BEGIN

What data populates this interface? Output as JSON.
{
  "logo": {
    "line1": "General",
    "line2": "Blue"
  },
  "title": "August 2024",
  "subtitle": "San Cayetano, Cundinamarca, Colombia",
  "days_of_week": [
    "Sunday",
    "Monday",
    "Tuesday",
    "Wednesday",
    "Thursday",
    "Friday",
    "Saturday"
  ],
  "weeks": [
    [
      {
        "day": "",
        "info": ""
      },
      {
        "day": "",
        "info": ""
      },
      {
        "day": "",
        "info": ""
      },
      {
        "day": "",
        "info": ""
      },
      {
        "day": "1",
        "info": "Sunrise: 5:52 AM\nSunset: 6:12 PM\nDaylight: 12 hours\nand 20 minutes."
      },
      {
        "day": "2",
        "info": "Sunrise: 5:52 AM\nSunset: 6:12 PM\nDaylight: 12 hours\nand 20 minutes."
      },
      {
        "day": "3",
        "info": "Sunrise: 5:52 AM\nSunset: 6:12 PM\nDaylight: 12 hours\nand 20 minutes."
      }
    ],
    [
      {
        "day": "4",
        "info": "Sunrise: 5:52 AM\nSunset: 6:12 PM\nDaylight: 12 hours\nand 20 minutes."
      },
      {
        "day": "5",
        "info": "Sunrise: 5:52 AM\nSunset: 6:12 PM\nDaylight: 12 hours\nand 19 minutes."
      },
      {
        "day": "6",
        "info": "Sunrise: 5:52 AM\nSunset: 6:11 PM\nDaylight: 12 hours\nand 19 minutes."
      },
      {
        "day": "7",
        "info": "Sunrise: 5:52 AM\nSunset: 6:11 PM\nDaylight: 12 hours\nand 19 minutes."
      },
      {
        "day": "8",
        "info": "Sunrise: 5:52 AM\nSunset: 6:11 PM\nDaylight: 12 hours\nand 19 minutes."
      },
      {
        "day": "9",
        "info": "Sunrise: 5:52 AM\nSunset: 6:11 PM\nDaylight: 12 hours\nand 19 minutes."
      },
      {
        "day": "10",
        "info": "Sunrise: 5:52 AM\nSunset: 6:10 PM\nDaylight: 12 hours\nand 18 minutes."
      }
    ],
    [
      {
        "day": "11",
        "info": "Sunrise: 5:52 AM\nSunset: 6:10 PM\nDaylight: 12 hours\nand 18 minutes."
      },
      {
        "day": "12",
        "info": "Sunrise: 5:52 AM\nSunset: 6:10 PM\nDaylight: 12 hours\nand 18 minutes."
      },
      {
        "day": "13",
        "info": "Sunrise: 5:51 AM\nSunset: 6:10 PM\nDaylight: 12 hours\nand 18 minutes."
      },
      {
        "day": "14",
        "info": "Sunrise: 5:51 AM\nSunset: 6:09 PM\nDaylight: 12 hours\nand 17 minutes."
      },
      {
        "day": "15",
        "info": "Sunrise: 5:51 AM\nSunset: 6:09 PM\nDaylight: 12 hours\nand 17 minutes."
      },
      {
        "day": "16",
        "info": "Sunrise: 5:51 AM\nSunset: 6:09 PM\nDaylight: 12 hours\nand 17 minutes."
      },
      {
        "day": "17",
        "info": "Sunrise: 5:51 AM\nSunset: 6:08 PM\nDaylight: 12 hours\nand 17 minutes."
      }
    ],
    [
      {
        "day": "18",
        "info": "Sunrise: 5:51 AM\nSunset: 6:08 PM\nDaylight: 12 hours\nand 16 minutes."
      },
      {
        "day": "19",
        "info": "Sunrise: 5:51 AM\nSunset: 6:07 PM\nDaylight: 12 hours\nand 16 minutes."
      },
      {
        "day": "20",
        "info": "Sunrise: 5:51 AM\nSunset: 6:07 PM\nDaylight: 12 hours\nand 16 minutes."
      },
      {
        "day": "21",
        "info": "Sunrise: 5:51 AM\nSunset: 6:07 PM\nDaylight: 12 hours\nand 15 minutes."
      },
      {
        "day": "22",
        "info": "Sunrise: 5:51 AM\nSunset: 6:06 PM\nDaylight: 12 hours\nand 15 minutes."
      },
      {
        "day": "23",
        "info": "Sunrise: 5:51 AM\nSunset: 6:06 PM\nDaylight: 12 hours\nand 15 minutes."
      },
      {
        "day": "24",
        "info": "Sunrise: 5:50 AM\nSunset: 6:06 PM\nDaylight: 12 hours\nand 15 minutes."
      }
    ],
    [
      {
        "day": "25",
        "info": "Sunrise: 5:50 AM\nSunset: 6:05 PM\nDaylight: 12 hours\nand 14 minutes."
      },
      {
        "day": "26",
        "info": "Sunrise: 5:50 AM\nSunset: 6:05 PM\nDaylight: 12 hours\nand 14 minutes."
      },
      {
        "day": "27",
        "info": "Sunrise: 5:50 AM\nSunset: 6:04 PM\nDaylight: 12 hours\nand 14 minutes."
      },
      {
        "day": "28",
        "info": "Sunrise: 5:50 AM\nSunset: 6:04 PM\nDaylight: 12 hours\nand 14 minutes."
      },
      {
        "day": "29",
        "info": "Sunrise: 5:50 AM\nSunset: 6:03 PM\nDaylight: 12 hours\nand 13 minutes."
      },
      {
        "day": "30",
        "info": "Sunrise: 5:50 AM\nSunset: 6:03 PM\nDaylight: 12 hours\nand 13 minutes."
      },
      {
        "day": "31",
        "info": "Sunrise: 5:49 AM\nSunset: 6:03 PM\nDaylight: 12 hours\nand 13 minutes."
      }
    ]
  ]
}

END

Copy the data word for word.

What data populates this interface? Output as JSON.
{
  "logo": {
    "line1": "General",
    "line2": "Blue"
  },
  "title": "August 2024",
  "subtitle": "San Cayetano, Cundinamarca, Colombia",
  "days_of_week": [
    "Sunday",
    "Monday",
    "Tuesday",
    "Wednesday",
    "Thursday",
    "Friday",
    "Saturday"
  ],
  "weeks": [
    [
      {
        "day": "",
        "info": ""
      },
      {
        "day": "",
        "info": ""
      },
      {
        "day": "",
        "info": ""
      },
      {
        "day": "",
        "info": ""
      },
      {
        "day": "1",
        "info": "Sunrise: 5:52 AM\nSunset: 6:12 PM\nDaylight: 12 hours\nand 20 minutes."
      },
      {
        "day": "2",
        "info": "Sunrise: 5:52 AM\nSunset: 6:12 PM\nDaylight: 12 hours\nand 20 minutes."
      },
      {
        "day": "3",
        "info": "Sunrise: 5:52 AM\nSunset: 6:12 PM\nDaylight: 12 hours\nand 20 minutes."
      }
    ],
    [
      {
        "day": "4",
        "info": "Sunrise: 5:52 AM\nSunset: 6:12 PM\nDaylight: 12 hours\nand 20 minutes."
      },
      {
        "day": "5",
        "info": "Sunrise: 5:52 AM\nSunset: 6:12 PM\nDaylight: 12 hours\nand 19 minutes."
      },
      {
        "day": "6",
        "info": "Sunrise: 5:52 AM\nSunset: 6:11 PM\nDaylight: 12 hours\nand 19 minutes."
      },
      {
        "day": "7",
        "info": "Sunrise: 5:52 AM\nSunset: 6:11 PM\nDaylight: 12 hours\nand 19 minutes."
      },
      {
        "day": "8",
        "info": "Sunrise: 5:52 AM\nSunset: 6:11 PM\nDaylight: 12 hours\nand 19 minutes."
      },
      {
        "day": "9",
        "info": "Sunrise: 5:52 AM\nSunset: 6:11 PM\nDaylight: 12 hours\nand 19 minutes."
      },
      {
        "day": "10",
        "info": "Sunrise: 5:52 AM\nSunset: 6:10 PM\nDaylight: 12 hours\nand 18 minutes."
      }
    ],
    [
      {
        "day": "11",
        "info": "Sunrise: 5:52 AM\nSunset: 6:10 PM\nDaylight: 12 hours\nand 18 minutes."
      },
      {
        "day": "12",
        "info": "Sunrise: 5:52 AM\nSunset: 6:10 PM\nDaylight: 12 hours\nand 18 minutes."
      },
      {
        "day": "13",
        "info": "Sunrise: 5:51 AM\nSunset: 6:10 PM\nDaylight: 12 hours\nand 18 minutes."
      },
      {
        "day": "14",
        "info": "Sunrise: 5:51 AM\nSunset: 6:09 PM\nDaylight: 12 hours\nand 17 minutes."
      },
      {
        "day": "15",
        "info": "Sunrise: 5:51 AM\nSunset: 6:09 PM\nDaylight: 12 hours\nand 17 minutes."
      },
      {
        "day": "16",
        "info": "Sunrise: 5:51 AM\nSunset: 6:09 PM\nDaylight: 12 hours\nand 17 minutes."
      },
      {
        "day": "17",
        "info": "Sunrise: 5:51 AM\nSunset: 6:08 PM\nDaylight: 12 hours\nand 17 minutes."
      }
    ],
    [
      {
        "day": "18",
        "info": "Sunrise: 5:51 AM\nSunset: 6:08 PM\nDaylight: 12 hours\nand 16 minutes."
      },
      {
        "day": "19",
        "info": "Sunrise: 5:51 AM\nSunset: 6:07 PM\nDaylight: 12 hours\nand 16 minutes."
      },
      {
        "day": "20",
        "info": "Sunrise: 5:51 AM\nSunset: 6:07 PM\nDaylight: 12 hours\nand 16 minutes."
      },
      {
        "day": "21",
        "info": "Sunrise: 5:51 AM\nSunset: 6:07 PM\nDaylight: 12 hours\nand 15 minutes."
      },
      {
        "day": "22",
        "info": "Sunrise: 5:51 AM\nSunset: 6:06 PM\nDaylight: 12 hours\nand 15 minutes."
      },
      {
        "day": "23",
        "info": "Sunrise: 5:51 AM\nSunset: 6:06 PM\nDaylight: 12 hours\nand 15 minutes."
      },
      {
        "day": "24",
        "info": "Sunrise: 5:50 AM\nSunset: 6:06 PM\nDaylight: 12 hours\nand 15 minutes."
      }
    ],
    [
      {
        "day": "25",
        "info": "Sunrise: 5:50 AM\nSunset: 6:05 PM\nDaylight: 12 hours\nand 14 minutes."
      },
      {
        "day": "26",
        "info": "Sunrise: 5:50 AM\nSunset: 6:05 PM\nDaylight: 12 hours\nand 14 minutes."
      },
      {
        "day": "27",
        "info": "Sunrise: 5:50 AM\nSunset: 6:04 PM\nDaylight: 12 hours\nand 14 minutes."
      },
      {
        "day": "28",
        "info": "Sunrise: 5:50 AM\nSunset: 6:04 PM\nDaylight: 12 hours\nand 14 minutes."
      },
      {
        "day": "29",
        "info": "Sunrise: 5:50 AM\nSunset: 6:03 PM\nDaylight: 12 hours\nand 13 minutes."
      },
      {
        "day": "30",
        "info": "Sunrise: 5:50 AM\nSunset: 6:03 PM\nDaylight: 12 hours\nand 13 minutes."
      },
      {
        "day": "31",
        "info": "Sunrise: 5:49 AM\nSunset: 6:03 PM\nDaylight: 12 hours\nand 13 minutes."
      }
    ]
  ]
}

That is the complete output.